SUPPLIED DATA:
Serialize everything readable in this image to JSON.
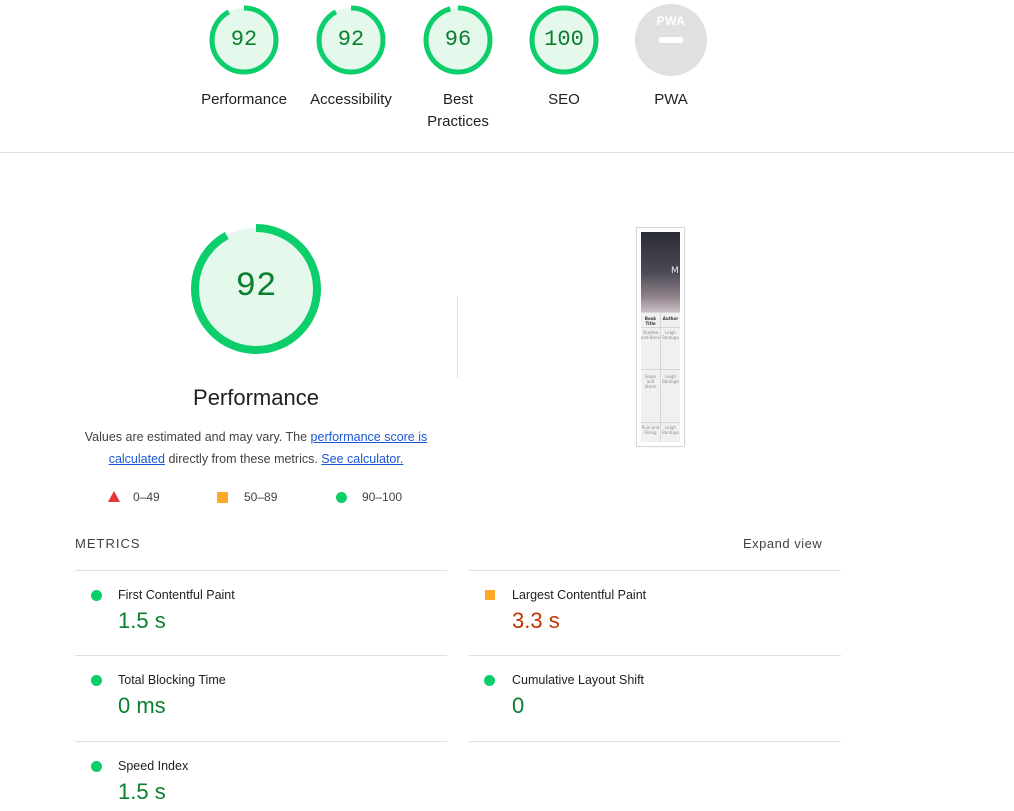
{
  "colors": {
    "pass": "#0cce6b",
    "pass_text": "#0a7f2e",
    "average": "#ffa726",
    "average_text": "#c33300",
    "fail": "#e53935",
    "link": "#1a57d6",
    "pwa_gray": "#e0e0e0"
  },
  "categories": [
    {
      "score": "92",
      "label": "Performance",
      "fraction": 0.92
    },
    {
      "score": "92",
      "label": "Accessibility",
      "fraction": 0.92
    },
    {
      "score": "96",
      "label": "Best Practices",
      "fraction": 0.96
    },
    {
      "score": "100",
      "label": "SEO",
      "fraction": 1.0
    },
    {
      "score": "",
      "label": "PWA",
      "badge": "PWA",
      "icon": "pwa-badge-icon"
    }
  ],
  "performance": {
    "score": "92",
    "fraction": 0.92,
    "title": "Performance",
    "desc_prefix": "Values are estimated and may vary. The ",
    "desc_link1": "performance score is calculated",
    "desc_middle": " directly from these metrics. ",
    "desc_link2": "See calculator."
  },
  "legend": [
    {
      "range": "0–49",
      "icon": "fail-triangle-icon"
    },
    {
      "range": "50–89",
      "icon": "average-square-icon"
    },
    {
      "range": "90–100",
      "icon": "pass-circle-icon"
    }
  ],
  "thumbnail": {
    "hero_mark": "M",
    "col1_header": "Book Title",
    "col2_header": "Author",
    "rows": [
      {
        "title": "Shadow and Bone",
        "author": "Leigh Bardugo"
      },
      {
        "title": "Siege and Storm",
        "author": "Leigh Bardugo"
      },
      {
        "title": "Ruin and Rising",
        "author": "Leigh Bardugo"
      }
    ]
  },
  "metrics": {
    "title": "METRICS",
    "expand_label": "Expand view",
    "items": [
      {
        "name": "First Contentful Paint",
        "value": "1.5 s",
        "rating": "pass"
      },
      {
        "name": "Largest Contentful Paint",
        "value": "3.3 s",
        "rating": "average"
      },
      {
        "name": "Total Blocking Time",
        "value": "0 ms",
        "rating": "pass"
      },
      {
        "name": "Cumulative Layout Shift",
        "value": "0",
        "rating": "pass"
      },
      {
        "name": "Speed Index",
        "value": "1.5 s",
        "rating": "pass"
      }
    ]
  }
}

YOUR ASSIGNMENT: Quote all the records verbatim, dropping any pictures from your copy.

RESULT OF THIS EXERCISE:
Serialize everything readable in this image to JSON.
{
  "colors": {
    "pass": "#0cce6b",
    "pass_text": "#0a7f2e",
    "average": "#ffa726",
    "average_text": "#c33300",
    "fail": "#e53935",
    "link": "#1a57d6",
    "pwa_gray": "#e0e0e0"
  },
  "categories": [
    {
      "score": "92",
      "label": "Performance",
      "fraction": 0.92
    },
    {
      "score": "92",
      "label": "Accessibility",
      "fraction": 0.92
    },
    {
      "score": "96",
      "label": "Best Practices",
      "fraction": 0.96
    },
    {
      "score": "100",
      "label": "SEO",
      "fraction": 1.0
    },
    {
      "score": "",
      "label": "PWA",
      "badge": "PWA",
      "icon": "pwa-badge-icon"
    }
  ],
  "performance": {
    "score": "92",
    "fraction": 0.92,
    "title": "Performance",
    "desc_prefix": "Values are estimated and may vary. The ",
    "desc_link1": "performance score is calculated",
    "desc_middle": " directly from these metrics. ",
    "desc_link2": "See calculator."
  },
  "legend": [
    {
      "range": "0–49",
      "icon": "fail-triangle-icon"
    },
    {
      "range": "50–89",
      "icon": "average-square-icon"
    },
    {
      "range": "90–100",
      "icon": "pass-circle-icon"
    }
  ],
  "thumbnail": {
    "hero_mark": "M",
    "col1_header": "Book Title",
    "col2_header": "Author",
    "rows": [
      {
        "title": "Shadow and Bone",
        "author": "Leigh Bardugo"
      },
      {
        "title": "Siege and Storm",
        "author": "Leigh Bardugo"
      },
      {
        "title": "Ruin and Rising",
        "author": "Leigh Bardugo"
      }
    ]
  },
  "metrics": {
    "title": "METRICS",
    "expand_label": "Expand view",
    "items": [
      {
        "name": "First Contentful Paint",
        "value": "1.5 s",
        "rating": "pass"
      },
      {
        "name": "Largest Contentful Paint",
        "value": "3.3 s",
        "rating": "average"
      },
      {
        "name": "Total Blocking Time",
        "value": "0 ms",
        "rating": "pass"
      },
      {
        "name": "Cumulative Layout Shift",
        "value": "0",
        "rating": "pass"
      },
      {
        "name": "Speed Index",
        "value": "1.5 s",
        "rating": "pass"
      }
    ]
  }
}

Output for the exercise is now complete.